Rise of the Tomb Raider is the sequel to 2013’s Tomb Raider by Square Enix and Crystal Dynamics. Our beautiful heroine Lara Croft is back and better than ever, and the game has a different focus from the first game in the reboot, with more of a focus on solving puzzles instead of firefights. The multiplayer component has also been changed drastically from the 2013 game, but that’s not necessarily a bad thing — in fact, the replay value for Rise of the Tomb Raider is very high.
Let’s get started with what stands out from the moment the campaign starts — graphics. The graphics in Rise of the Tomb Raider are beautiful. The colors and hues perfectly reflect the situation, mood, or environment that Lara is in. It sometimes seems like the developers recycled caves from one area to the next and simply added a few more twist or turns, but without elaborating too much on the story, I want to believe that this is actually to stay consistent with the storyline and the plot. The storyline itself has its gripping moments, but largely stays true to the Tomb Raider formula of Lara chasing after an artifact and bad guys who want to get it before her. It’s the gameplay that keeps the player coming back. The excitement of unlocking weapons or skills and then using it to explore previously un-explorable caves, tombs, or areas is very exciting.
A similar kind of skills tree to the previous game forms the backbone of this one. They are split into brawler, hunter, and survivor skills, which can be customized to suit the player’s individual style. If you’re more of a shoot ’em up kind of person, then the brawler skills such as ‘Thick-skinned’ (which allows Lara to take less damage from gunfire and melee attacks) are for you; if you like to hunt and scavenge for resources while moving stealthily, then the hunter or survivor skills such as “Naturalist” (which increases the amount of resources obtained from harvesting crafting resources) are the way to go.
The save points/camp sites provide a very useful tool to fast travel between previously discovered camp sites. An interesting feature I found was that when I went back to an old camp site, enemies or animals will respawn and are able to be hunted again. This is useful for when the player is low on resources or needs that extra animal hide to craft a new weapon or ammunition accessory.
On top of the skills tree, the level design itself is very accommodating to different play styles. If you want to slowly and carefully climb up a mountain side, you can do that; if you’re a risk-taker and not afraid of dying, you can just leap up the mountain a jump at a time and then just re-grab onto the mountain with the climbing axe again. On occasion, Lara’s foot or body would clip into the side of a mountain if she leaped toward a mountain side not intended for climbing, but that was a minor glitch that didn’t detract too much from the game.

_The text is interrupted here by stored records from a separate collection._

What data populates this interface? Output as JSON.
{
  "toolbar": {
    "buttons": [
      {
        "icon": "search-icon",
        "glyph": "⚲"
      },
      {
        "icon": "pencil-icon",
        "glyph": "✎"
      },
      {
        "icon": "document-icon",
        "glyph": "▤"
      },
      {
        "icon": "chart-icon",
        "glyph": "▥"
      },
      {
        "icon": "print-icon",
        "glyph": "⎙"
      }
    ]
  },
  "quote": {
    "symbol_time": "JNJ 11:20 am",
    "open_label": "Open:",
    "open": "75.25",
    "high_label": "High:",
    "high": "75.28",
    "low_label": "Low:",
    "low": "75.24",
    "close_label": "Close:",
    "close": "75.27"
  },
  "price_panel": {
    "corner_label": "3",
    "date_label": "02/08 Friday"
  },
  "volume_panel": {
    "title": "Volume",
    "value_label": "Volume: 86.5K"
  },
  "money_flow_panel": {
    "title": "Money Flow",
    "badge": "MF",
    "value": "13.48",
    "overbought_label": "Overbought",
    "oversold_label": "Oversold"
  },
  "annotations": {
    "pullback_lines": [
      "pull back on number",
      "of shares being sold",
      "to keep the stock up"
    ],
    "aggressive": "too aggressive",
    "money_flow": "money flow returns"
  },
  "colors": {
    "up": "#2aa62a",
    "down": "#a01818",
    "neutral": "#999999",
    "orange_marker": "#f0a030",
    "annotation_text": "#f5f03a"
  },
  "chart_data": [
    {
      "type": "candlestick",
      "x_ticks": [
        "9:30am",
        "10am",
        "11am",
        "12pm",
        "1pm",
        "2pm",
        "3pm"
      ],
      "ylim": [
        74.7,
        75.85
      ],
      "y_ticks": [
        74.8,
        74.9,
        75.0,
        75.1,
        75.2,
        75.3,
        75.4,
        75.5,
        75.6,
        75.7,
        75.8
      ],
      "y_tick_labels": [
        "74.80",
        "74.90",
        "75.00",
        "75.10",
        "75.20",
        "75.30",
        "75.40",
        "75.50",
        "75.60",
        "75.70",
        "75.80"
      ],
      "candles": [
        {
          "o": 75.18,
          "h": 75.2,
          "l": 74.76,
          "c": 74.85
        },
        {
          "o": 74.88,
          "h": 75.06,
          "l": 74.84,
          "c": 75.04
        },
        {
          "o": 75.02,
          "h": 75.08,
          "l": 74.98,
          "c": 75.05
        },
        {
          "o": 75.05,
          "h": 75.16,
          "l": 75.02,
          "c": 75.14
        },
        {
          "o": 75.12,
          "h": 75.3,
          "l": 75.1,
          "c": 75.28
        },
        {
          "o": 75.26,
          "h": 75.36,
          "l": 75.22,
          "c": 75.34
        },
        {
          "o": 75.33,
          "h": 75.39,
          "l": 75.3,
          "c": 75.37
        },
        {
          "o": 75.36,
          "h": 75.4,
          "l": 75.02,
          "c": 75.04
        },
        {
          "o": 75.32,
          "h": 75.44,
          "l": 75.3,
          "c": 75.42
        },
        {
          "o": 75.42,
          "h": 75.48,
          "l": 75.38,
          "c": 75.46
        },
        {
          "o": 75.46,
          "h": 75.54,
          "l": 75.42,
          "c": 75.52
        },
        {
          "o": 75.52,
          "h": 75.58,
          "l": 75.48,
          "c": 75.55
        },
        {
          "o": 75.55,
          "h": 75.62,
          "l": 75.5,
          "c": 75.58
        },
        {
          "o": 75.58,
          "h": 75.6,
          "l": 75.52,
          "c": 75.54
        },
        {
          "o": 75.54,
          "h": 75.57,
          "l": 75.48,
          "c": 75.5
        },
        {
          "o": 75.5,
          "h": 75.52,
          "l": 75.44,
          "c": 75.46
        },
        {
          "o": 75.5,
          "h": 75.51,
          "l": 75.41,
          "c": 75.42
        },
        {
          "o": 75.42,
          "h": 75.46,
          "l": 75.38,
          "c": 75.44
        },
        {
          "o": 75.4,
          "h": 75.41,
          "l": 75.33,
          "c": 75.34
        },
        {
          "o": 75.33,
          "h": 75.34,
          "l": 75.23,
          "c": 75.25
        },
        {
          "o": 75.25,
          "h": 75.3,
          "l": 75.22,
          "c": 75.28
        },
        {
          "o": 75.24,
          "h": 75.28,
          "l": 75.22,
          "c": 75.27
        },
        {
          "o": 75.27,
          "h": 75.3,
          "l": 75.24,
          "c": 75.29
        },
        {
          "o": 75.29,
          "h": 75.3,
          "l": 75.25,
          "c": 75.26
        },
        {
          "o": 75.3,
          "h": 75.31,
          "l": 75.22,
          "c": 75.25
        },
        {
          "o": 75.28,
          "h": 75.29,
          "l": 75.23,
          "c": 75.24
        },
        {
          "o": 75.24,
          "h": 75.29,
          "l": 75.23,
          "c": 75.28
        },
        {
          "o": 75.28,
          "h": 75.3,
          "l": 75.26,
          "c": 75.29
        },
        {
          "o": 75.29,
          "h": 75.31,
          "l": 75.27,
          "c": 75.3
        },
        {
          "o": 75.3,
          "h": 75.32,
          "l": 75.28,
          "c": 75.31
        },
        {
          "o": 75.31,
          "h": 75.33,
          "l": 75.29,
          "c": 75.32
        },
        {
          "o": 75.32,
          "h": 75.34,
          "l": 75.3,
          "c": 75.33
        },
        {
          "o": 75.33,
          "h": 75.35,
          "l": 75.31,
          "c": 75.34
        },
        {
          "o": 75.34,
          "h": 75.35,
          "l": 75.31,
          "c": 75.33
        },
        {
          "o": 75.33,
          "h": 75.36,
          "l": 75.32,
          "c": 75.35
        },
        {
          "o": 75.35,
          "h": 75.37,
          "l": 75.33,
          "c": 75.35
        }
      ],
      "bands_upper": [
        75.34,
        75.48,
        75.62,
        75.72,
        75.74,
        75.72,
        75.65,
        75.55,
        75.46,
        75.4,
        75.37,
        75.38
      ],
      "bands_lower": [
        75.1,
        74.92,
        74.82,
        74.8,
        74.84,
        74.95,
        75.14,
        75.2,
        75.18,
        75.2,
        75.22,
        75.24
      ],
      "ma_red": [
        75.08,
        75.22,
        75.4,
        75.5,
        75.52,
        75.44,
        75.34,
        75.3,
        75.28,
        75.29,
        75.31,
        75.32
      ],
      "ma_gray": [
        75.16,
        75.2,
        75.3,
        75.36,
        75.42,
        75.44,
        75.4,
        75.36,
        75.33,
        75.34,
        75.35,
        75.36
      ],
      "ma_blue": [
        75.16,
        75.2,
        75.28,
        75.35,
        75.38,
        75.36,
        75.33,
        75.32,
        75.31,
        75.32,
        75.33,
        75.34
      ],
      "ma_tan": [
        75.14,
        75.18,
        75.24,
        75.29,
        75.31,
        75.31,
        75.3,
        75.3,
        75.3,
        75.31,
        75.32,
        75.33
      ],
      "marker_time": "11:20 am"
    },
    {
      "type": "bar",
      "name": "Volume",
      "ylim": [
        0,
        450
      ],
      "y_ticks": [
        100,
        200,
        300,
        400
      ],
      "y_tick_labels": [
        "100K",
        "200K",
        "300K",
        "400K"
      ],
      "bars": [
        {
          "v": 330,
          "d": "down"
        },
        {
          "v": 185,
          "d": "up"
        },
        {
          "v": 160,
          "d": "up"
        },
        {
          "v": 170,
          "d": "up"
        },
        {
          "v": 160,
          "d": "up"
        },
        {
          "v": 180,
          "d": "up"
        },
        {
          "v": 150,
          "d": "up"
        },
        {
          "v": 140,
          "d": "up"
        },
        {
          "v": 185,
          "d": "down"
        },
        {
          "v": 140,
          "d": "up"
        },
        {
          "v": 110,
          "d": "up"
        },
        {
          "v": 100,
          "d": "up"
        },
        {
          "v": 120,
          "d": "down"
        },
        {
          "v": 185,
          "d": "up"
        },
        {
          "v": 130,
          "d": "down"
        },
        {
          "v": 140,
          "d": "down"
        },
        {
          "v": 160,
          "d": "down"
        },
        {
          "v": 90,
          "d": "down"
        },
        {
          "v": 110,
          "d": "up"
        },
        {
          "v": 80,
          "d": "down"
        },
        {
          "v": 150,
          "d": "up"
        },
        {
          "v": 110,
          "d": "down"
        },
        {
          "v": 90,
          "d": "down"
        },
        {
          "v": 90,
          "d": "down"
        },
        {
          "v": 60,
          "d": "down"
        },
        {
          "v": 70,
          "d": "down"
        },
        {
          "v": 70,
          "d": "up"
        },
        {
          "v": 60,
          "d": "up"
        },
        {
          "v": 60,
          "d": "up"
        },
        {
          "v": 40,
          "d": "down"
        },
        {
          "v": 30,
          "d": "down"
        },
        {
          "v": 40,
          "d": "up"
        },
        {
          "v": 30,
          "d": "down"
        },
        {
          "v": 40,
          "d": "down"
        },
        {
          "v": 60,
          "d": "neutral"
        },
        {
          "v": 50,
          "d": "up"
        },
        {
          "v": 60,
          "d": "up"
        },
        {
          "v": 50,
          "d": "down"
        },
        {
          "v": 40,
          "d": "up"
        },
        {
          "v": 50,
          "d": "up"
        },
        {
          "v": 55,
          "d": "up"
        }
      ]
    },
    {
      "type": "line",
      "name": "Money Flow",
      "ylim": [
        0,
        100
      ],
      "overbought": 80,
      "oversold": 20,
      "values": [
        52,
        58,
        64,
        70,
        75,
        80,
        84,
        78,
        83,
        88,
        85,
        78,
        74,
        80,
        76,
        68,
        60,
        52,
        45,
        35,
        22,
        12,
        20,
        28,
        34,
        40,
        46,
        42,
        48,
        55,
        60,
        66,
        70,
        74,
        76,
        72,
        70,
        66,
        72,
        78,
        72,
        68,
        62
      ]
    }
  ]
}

One issue of note that I experienced was the inconsistency of walking over looted corpses. Typically, after the player kills an animal or an enemy, the player can then walk up to the corpses or carcass and loot it for materials. After looting, Lara can typically walk over the corpses or carcasses, but there would be angles where she would get caught and just stand still. This isn’t game-breaking, but it can be an inconvenience when running away from a pack of wolves or some bad guys. I find myself instinctively jumping over corpses while running away from attackers.
While hunting with the bow and arrow, I encountered something interesting that I am not sure was by design or not. When hunting small animals similar to a bunny or squirrel, you do not always need to hit them directly for a kill. For instance, if a bunny is running from left to right, if I shoot slightly behind it while the aiming cursor is white, I will still get the kill. The smaller animals move quite a bit and very quickly, so trying to kill them by only hitting directly could be a bit difficult — perhaps that’s why the developers give the players a slight margin of error?
The ambient sounds and score for the game are good — maybe not The Legend of Zelda: Ocarina of Time good, but effective at conveying the mood and ambiance of the game nonetheless.
As mentioned earlier, there is a big change in the multiplayer component of Rise of the Tomb Raider from 2013’s Tomb Raider — to the point where there isn’t exactly any multiplayer at all. The multiplayer PvP arena-style mode that felt like it was added just to keep up with other games has been removed. In exchange, the game now has an Expedition mode where players can compete to have a faster level completion time or higher level score, which are kept on a leaderboard. Also, (I’m not sure due to the pre-release nature of gameplay during the review), I believe as the player community achieves certain scores, then new weapons or skills can be unlocked as well. Rise of the Tomb Raider definitely shows that a game can be single-player only and still be very enjoyable. The Expedition mode boosts the replay value of the game and will continue to challenge players to compete against one another on the leaderboard. Additionally, there is a mode where players can set goals or objectives to be achieved and challenge their friends to compete in these modes.
Are there micro-transactions? You bet, and they exist in the form of card packs. However! All cards packs can be obtained from completing Expedition mode challenges or progressing through the game — there is no card pack that can only be obtained with real money. As the player progresses through the game and completes certain objectives, they will be gifted packages and coins which can be used to buy the card packs. Rise of the Tomb Raider also has a season pass that players can buy that will include DLC content and additional play modes, such as Endurance mode.
Read on for the Verdict…